Edery, 27, is a Huntington Woods native home from New York for the summer. She said she was inspired by her grandparents, longtime Huntington Woods residents Arnie and Lainie Shifman, who “taught me the importance of speaking out when something is unjust and the importance of taking action to create the world you want to see.” Arnie Shifman died this January; Lainie marched on Friday alongside her family.
Chants reciting the names of police violence victims George Floyd and Breonna Taylor were accompanied by one marcher’s drums.
The peaceful march was organized on social media channels, as well as via email listservs, and the majority of marchers were white. Almost every protester wore a mask.
– Andrew Lapin
A Woodward Caravan
Folks along Woodward Avenue saw a different kind of cruise on Sunday, June 7. No muscle cars or roadsters revving their engines — just a lot of Subarus, Toyotas and Nissans driven by mostly white suburbanites, sporting signs like “Black Lives Matter” and “We Will Not be Silent.”
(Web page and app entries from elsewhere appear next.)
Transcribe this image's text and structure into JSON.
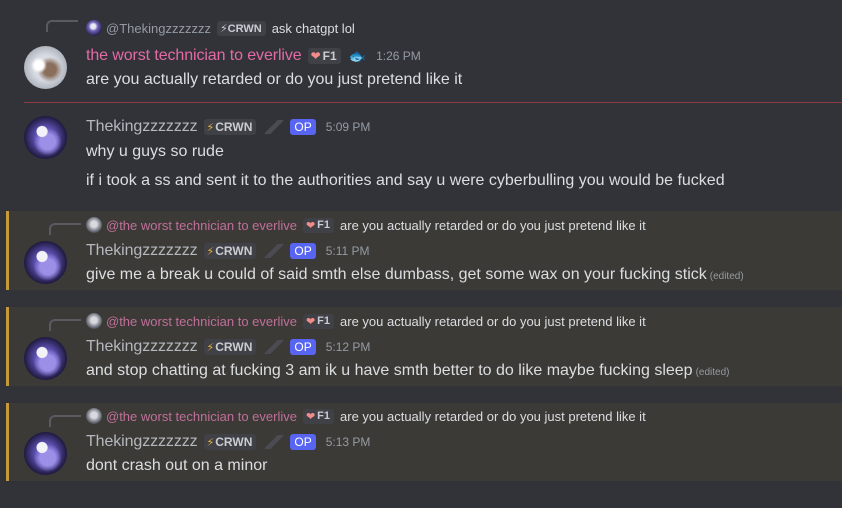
{
  "messages": [
    {
      "reply": {
        "name": "@Thekingzzzzzzz",
        "badge": "⚡CRWN",
        "text": "ask chatgpt lol"
      },
      "author": "the worst technician to everlive",
      "badge": "F1",
      "time": "1:26 PM",
      "lines": [
        "are you actually retarded or do you just pretend like it"
      ]
    },
    {
      "author": "Thekingzzzzzzz",
      "badge": "CRWN",
      "op": "OP",
      "time": "5:09 PM",
      "lines": [
        "why u guys so rude",
        "if i took a ss and sent  it to the authorities and say u were cyberbulling you would be fucked"
      ]
    },
    {
      "reply": {
        "name": "@the worst technician to everlive",
        "badge": "F1",
        "text": "are you actually retarded or do you just pretend like it"
      },
      "author": "Thekingzzzzzzz",
      "badge": "CRWN",
      "op": "OP",
      "time": "5:11 PM",
      "lines": [
        "give me a break u could of said smth else  dumbass, get some wax on your fucking stick"
      ],
      "edited": "(edited)"
    },
    {
      "reply": {
        "name": "@the worst technician to everlive",
        "badge": "F1",
        "text": "are you actually retarded or do you just pretend like it"
      },
      "author": "Thekingzzzzzzz",
      "badge": "CRWN",
      "op": "OP",
      "time": "5:12 PM",
      "lines": [
        "and stop chatting at fucking 3 am ik u have smth better to do like maybe fucking sleep"
      ],
      "edited": "(edited)"
    },
    {
      "reply": {
        "name": "@the worst technician to everlive",
        "badge": "F1",
        "text": "are you actually retarded or do you just pretend like it"
      },
      "author": "Thekingzzzzzzz",
      "badge": "CRWN",
      "op": "OP",
      "time": "5:13 PM",
      "lines": [
        "dont crash out on a minor"
      ]
    }
  ]
}
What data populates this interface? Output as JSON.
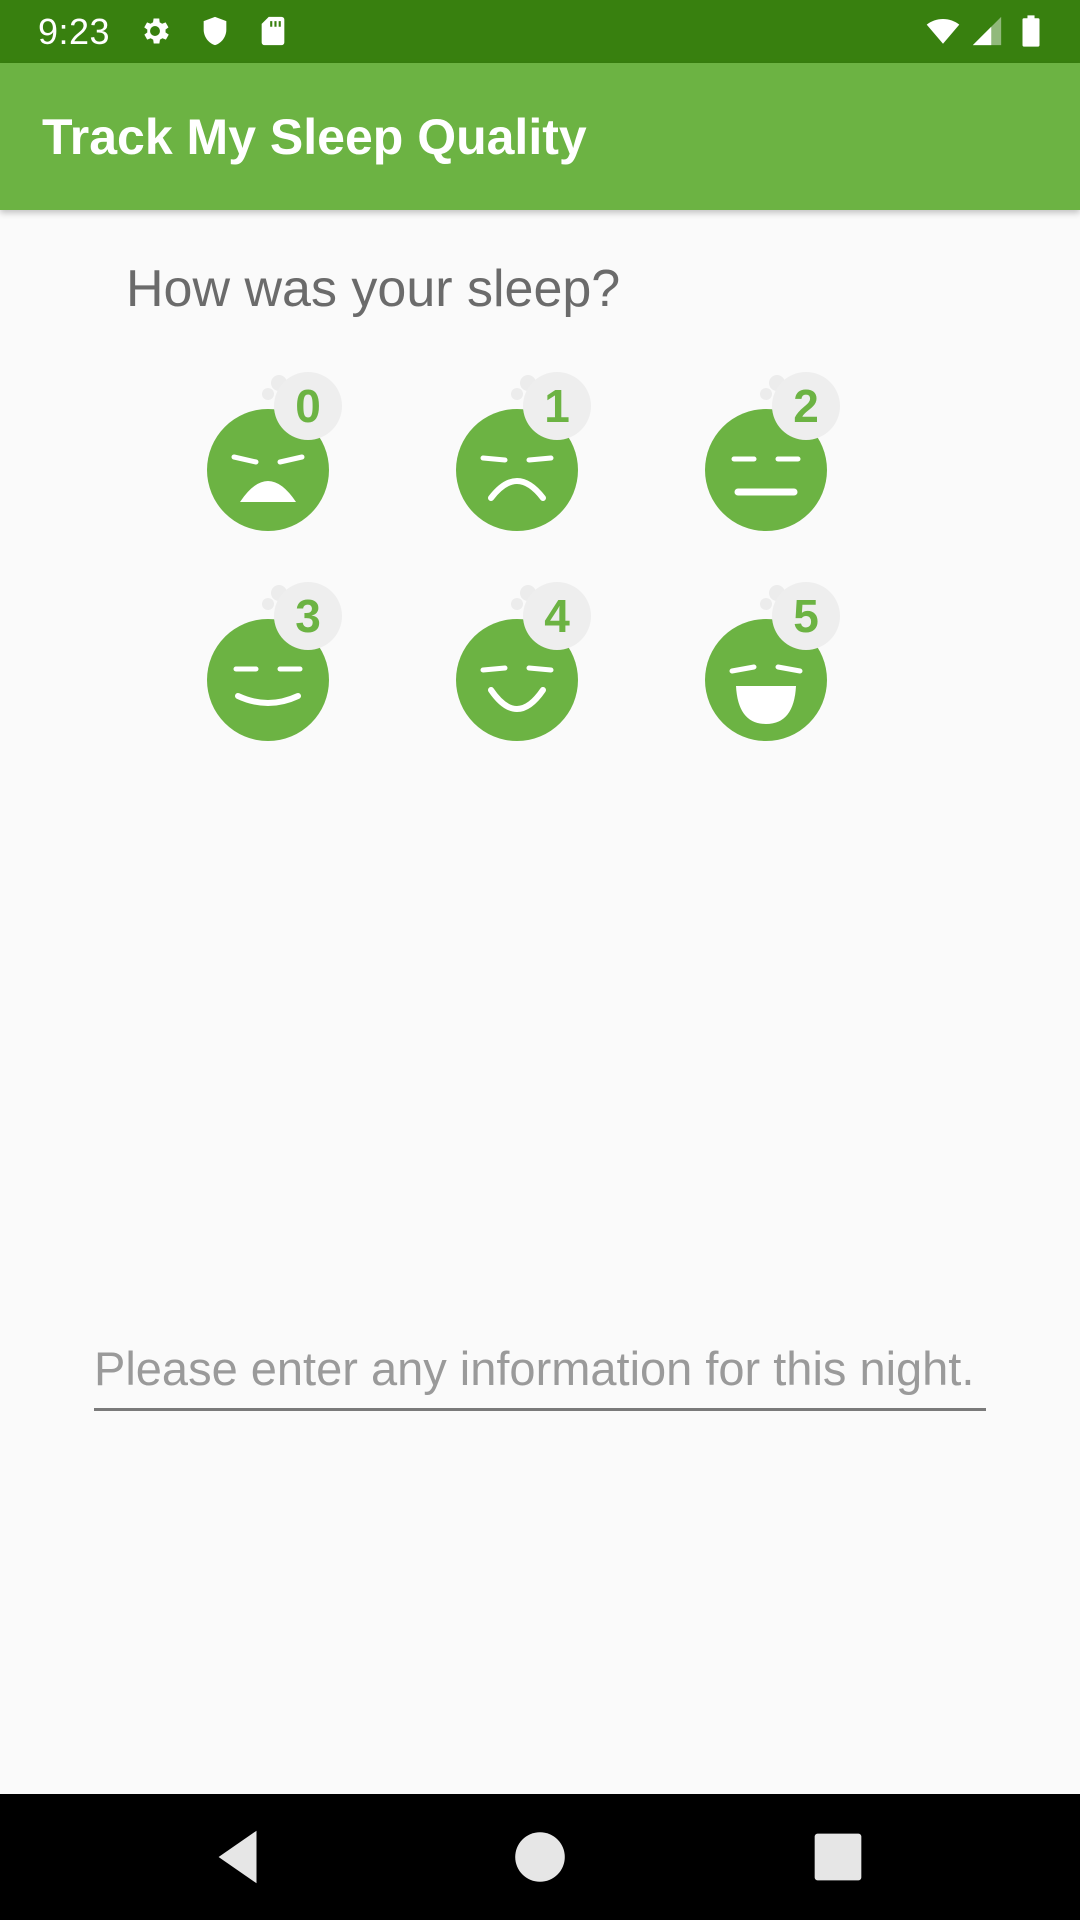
{
  "status_bar": {
    "time": "9:23",
    "left_icons": [
      "gear-icon",
      "shield-icon",
      "sd-card-icon"
    ],
    "right_icons": [
      "wifi-icon",
      "cell-signal-icon",
      "battery-icon"
    ]
  },
  "app_bar": {
    "title": "Track My Sleep Quality"
  },
  "main": {
    "question": "How was your sleep?",
    "ratings": [
      {
        "number": "0",
        "icon": "very-sad-face-icon"
      },
      {
        "number": "1",
        "icon": "sad-face-icon"
      },
      {
        "number": "2",
        "icon": "neutral-face-icon"
      },
      {
        "number": "3",
        "icon": "slight-smile-face-icon"
      },
      {
        "number": "4",
        "icon": "smile-face-icon"
      },
      {
        "number": "5",
        "icon": "laughing-face-icon"
      }
    ],
    "notes": {
      "placeholder": "Please enter any information for this night.",
      "value": ""
    }
  },
  "nav_bar": {
    "buttons": [
      "back-icon",
      "home-icon",
      "recents-icon"
    ]
  },
  "colors": {
    "status_bar": "#38800f",
    "app_bar": "#6cb343",
    "accent": "#6cb343",
    "background": "#fafafa"
  }
}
The vehicles were part of the 250-car “Suburban Silence is Racist Violence Caravan” that drove down Woodward from 8 Mile to Lone Pine on Sunday afternoon. Several Jewish groups, including the Social Justice Committee of Birmingham Temple, Repair the World Detroit and Detroit Jews for Justice, were among the many social action groups supporting the event, which had more than 900 Facebook users interested, according to organizer Emma Green of Madison Heights.
One organizer of the family-friendly event, Rich Feldman of Huntington Woods, has been working for racial equality since the 1960s. “I made a commitment for life to transform our culture and society,” he said. “It’s not a moment, but a journey.”
Robb Lippitt of Repair the World Detroit brought his wife, Debbie, and daughters Eryn, 20, and Molly, 22. “It’s important for Jews to speak out, recognizing that we know what oppression is like and we need to do something about it,” he said.
The cars slowly made their way down Woodward with hazard lights on, sticking to the two left lanes and honking in solidarity with spectators along the road who held their own “Black Lives Matter” signs. The procession ended in the parking lot of the Birmingham Unitarian Church on Woodward, where speakers addressed the crowd and led them in chants.
Noah Krasman, 25, of Farmington Hills, was at the protest with his father, Gary.
“This speaks to our human values, along with our Jewish values,” Noah said. “One informs the other.”
Gary added, “We are all God’s creatures, and it’s well beyond time people have started to speak out and inform the rest of the world.”
– Jackie Headapohl